_Work task_
When you reach the listing below, copy each line exactly.

** Opening Dataset records block **

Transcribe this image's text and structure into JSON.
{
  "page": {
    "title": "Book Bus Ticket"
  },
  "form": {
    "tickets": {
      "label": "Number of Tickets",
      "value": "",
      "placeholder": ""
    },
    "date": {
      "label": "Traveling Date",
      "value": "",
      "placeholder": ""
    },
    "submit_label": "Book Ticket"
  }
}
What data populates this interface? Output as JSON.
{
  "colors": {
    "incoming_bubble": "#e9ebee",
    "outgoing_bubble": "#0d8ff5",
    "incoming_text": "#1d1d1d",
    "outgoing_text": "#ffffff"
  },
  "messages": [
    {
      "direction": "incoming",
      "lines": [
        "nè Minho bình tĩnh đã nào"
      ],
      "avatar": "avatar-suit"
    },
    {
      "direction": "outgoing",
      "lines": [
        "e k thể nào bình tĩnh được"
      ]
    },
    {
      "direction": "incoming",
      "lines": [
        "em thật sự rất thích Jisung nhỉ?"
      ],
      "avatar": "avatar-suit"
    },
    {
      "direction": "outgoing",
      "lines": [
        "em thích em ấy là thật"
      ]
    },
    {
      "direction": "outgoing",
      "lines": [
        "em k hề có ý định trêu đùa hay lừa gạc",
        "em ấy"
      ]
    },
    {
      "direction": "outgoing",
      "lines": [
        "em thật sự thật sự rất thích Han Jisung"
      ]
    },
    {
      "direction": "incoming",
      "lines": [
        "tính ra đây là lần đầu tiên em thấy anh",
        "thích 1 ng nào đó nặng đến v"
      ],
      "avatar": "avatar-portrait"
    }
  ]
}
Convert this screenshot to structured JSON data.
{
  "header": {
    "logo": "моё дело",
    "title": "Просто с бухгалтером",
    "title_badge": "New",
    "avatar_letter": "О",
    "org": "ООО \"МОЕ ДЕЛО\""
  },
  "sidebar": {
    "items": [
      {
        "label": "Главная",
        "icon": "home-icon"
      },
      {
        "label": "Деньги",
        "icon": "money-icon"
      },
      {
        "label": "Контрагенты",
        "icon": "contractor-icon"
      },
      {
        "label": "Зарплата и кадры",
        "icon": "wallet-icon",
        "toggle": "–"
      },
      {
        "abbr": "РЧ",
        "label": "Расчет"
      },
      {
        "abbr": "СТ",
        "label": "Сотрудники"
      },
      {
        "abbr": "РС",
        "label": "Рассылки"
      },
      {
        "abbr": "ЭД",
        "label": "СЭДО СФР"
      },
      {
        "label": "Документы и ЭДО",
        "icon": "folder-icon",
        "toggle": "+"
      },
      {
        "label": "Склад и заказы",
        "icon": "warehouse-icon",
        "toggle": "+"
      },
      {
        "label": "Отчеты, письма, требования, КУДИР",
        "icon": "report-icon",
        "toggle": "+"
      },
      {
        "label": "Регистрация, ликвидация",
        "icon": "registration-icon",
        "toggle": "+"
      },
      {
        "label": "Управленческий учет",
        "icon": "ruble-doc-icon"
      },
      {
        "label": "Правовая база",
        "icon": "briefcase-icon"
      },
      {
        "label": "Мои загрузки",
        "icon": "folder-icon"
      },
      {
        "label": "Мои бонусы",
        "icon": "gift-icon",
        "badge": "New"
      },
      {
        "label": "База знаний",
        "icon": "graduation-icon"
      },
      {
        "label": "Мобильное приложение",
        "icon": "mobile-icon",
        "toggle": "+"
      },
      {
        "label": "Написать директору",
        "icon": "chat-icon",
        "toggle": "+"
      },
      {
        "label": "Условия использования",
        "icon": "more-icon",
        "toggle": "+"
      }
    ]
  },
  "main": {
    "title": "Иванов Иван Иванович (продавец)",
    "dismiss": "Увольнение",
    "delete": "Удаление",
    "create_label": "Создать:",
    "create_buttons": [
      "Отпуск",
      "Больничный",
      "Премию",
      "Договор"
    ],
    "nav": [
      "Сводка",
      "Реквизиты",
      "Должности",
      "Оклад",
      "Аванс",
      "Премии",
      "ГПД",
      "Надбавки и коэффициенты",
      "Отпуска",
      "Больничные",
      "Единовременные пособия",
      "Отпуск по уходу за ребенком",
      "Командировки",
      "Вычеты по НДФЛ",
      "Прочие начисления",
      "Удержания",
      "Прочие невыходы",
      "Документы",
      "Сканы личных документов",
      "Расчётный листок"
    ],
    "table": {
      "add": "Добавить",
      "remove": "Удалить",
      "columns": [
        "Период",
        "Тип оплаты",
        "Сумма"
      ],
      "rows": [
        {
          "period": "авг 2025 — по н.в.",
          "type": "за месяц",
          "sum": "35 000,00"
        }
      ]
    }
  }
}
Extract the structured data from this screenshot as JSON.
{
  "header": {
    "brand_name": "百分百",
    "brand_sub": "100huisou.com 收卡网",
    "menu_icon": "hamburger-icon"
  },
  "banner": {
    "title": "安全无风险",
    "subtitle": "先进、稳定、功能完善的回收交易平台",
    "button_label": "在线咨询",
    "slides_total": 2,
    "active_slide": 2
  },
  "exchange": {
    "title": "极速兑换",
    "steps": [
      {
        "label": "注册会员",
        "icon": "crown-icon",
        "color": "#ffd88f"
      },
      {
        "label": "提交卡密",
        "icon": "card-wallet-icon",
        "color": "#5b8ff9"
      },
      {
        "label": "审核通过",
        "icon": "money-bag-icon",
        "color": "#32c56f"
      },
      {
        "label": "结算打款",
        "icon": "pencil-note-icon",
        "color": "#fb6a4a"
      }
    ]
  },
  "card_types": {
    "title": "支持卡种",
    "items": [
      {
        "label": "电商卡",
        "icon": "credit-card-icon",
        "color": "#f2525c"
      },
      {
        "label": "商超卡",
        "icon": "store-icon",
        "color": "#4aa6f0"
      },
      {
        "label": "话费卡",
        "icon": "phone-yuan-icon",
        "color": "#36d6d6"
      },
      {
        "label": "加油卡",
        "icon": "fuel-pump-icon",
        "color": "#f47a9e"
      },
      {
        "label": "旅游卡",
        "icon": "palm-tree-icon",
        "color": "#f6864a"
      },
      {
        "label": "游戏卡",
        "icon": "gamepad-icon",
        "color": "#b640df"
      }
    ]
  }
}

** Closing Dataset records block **

_Task result_
Transcribe this image's text and structure into JSON.
{
  "page": {
    "title": "Book Bus Ticket"
  },
  "form": {
    "tickets": {
      "label": "Number of Tickets",
      "value": "",
      "placeholder": ""
    },
    "date": {
      "label": "Traveling Date",
      "value": "",
      "placeholder": ""
    },
    "submit_label": "Book Ticket"
  }
}
What data populates this interface? Output as JSON.
{
  "colors": {
    "incoming_bubble": "#e9ebee",
    "outgoing_bubble": "#0d8ff5",
    "incoming_text": "#1d1d1d",
    "outgoing_text": "#ffffff"
  },
  "messages": [
    {
      "direction": "incoming",
      "lines": [
        "nè Minho bình tĩnh đã nào"
      ],
      "avatar": "avatar-suit"
    },
    {
      "direction": "outgoing",
      "lines": [
        "e k thể nào bình tĩnh được"
      ]
    },
    {
      "direction": "incoming",
      "lines": [
        "em thật sự rất thích Jisung nhỉ?"
      ],
      "avatar": "avatar-suit"
    },
    {
      "direction": "outgoing",
      "lines": [
        "em thích em ấy là thật"
      ]
    },
    {
      "direction": "outgoing",
      "lines": [
        "em k hề có ý định trêu đùa hay lừa gạc",
        "em ấy"
      ]
    },
    {
      "direction": "outgoing",
      "lines": [
        "em thật sự thật sự rất thích Han Jisung"
      ]
    },
    {
      "direction": "incoming",
      "lines": [
        "tính ra đây là lần đầu tiên em thấy anh",
        "thích 1 ng nào đó nặng đến v"
      ],
      "avatar": "avatar-portrait"
    }
  ]
}
Convert this screenshot to structured JSON data.
{
  "header": {
    "logo": "моё дело",
    "title": "Просто с бухгалтером",
    "title_badge": "New",
    "avatar_letter": "О",
    "org": "ООО \"МОЕ ДЕЛО\""
  },
  "sidebar": {
    "items": [
      {
        "label": "Главная",
        "icon": "home-icon"
      },
      {
        "label": "Деньги",
        "icon": "money-icon"
      },
      {
        "label": "Контрагенты",
        "icon": "contractor-icon"
      },
      {
        "label": "Зарплата и кадры",
        "icon": "wallet-icon",
        "toggle": "–"
      },
      {
        "abbr": "РЧ",
        "label": "Расчет"
      },
      {
        "abbr": "СТ",
        "label": "Сотрудники"
      },
      {
        "abbr": "РС",
        "label": "Рассылки"
      },
      {
        "abbr": "ЭД",
        "label": "СЭДО СФР"
      },
      {
        "label": "Документы и ЭДО",
        "icon": "folder-icon",
        "toggle": "+"
      },
      {
        "label": "Склад и заказы",
        "icon": "warehouse-icon",
        "toggle": "+"
      },
      {
        "label": "Отчеты, письма, требования, КУДИР",
        "icon": "report-icon",
        "toggle": "+"
      },
      {
        "label": "Регистрация, ликвидация",
        "icon": "registration-icon",
        "toggle": "+"
      },
      {
        "label": "Управленческий учет",
        "icon": "ruble-doc-icon"
      },
      {
        "label": "Правовая база",
        "icon": "briefcase-icon"
      },
      {
        "label": "Мои загрузки",
        "icon": "folder-icon"
      },
      {
        "label": "Мои бонусы",
        "icon": "gift-icon",
        "badge": "New"
      },
      {
        "label": "База знаний",
        "icon": "graduation-icon"
      },
      {
        "label": "Мобильное приложение",
        "icon": "mobile-icon",
        "toggle": "+"
      },
      {
        "label": "Написать директору",
        "icon": "chat-icon",
        "toggle": "+"
      },
      {
        "label": "Условия использования",
        "icon": "more-icon",
        "toggle": "+"
      }
    ]
  },
  "main": {
    "title": "Иванов Иван Иванович (продавец)",
    "dismiss": "Увольнение",
    "delete": "Удаление",
    "create_label": "Создать:",
    "create_buttons": [
      "Отпуск",
      "Больничный",
      "Премию",
      "Договор"
    ],
    "nav": [
      "Сводка",
      "Реквизиты",
      "Должности",
      "Оклад",
      "Аванс",
      "Премии",
      "ГПД",
      "Надбавки и коэффициенты",
      "Отпуска",
      "Больничные",
      "Единовременные пособия",
      "Отпуск по уходу за ребенком",
      "Командировки",
      "Вычеты по НДФЛ",
      "Прочие начисления",
      "Удержания",
      "Прочие невыходы",
      "Документы",
      "Сканы личных документов",
      "Расчётный листок"
    ],
    "table": {
      "add": "Добавить",
      "remove": "Удалить",
      "columns": [
        "Период",
        "Тип оплаты",
        "Сумма"
      ],
      "rows": [
        {
          "period": "авг 2025 — по н.в.",
          "type": "за месяц",
          "sum": "35 000,00"
        }
      ]
    }
  }
}
Extract the structured data from this screenshot as JSON.
{
  "header": {
    "brand_name": "百分百",
    "brand_sub": "100huisou.com 收卡网",
    "menu_icon": "hamburger-icon"
  },
  "banner": {
    "title": "安全无风险",
    "subtitle": "先进、稳定、功能完善的回收交易平台",
    "button_label": "在线咨询",
    "slides_total": 2,
    "active_slide": 2
  },
  "exchange": {
    "title": "极速兑换",
    "steps": [
      {
        "label": "注册会员",
        "icon": "crown-icon",
        "color": "#ffd88f"
      },
      {
        "label": "提交卡密",
        "icon": "card-wallet-icon",
        "color": "#5b8ff9"
      },
      {
        "label": "审核通过",
        "icon": "money-bag-icon",
        "color": "#32c56f"
      },
      {
        "label": "结算打款",
        "icon": "pencil-note-icon",
        "color": "#fb6a4a"
      }
    ]
  },
  "card_types": {
    "title": "支持卡种",
    "items": [
      {
        "label": "电商卡",
        "icon": "credit-card-icon",
        "color": "#f2525c"
      },
      {
        "label": "商超卡",
        "icon": "store-icon",
        "color": "#4aa6f0"
      },
      {
        "label": "话费卡",
        "icon": "phone-yuan-icon",
        "color": "#36d6d6"
      },
      {
        "label": "加油卡",
        "icon": "fuel-pump-icon",
        "color": "#f47a9e"
      },
      {
        "label": "旅游卡",
        "icon": "palm-tree-icon",
        "color": "#f6864a"
      },
      {
        "label": "游戏卡",
        "icon": "gamepad-icon",
        "color": "#b640df"
      }
    ]
  }
}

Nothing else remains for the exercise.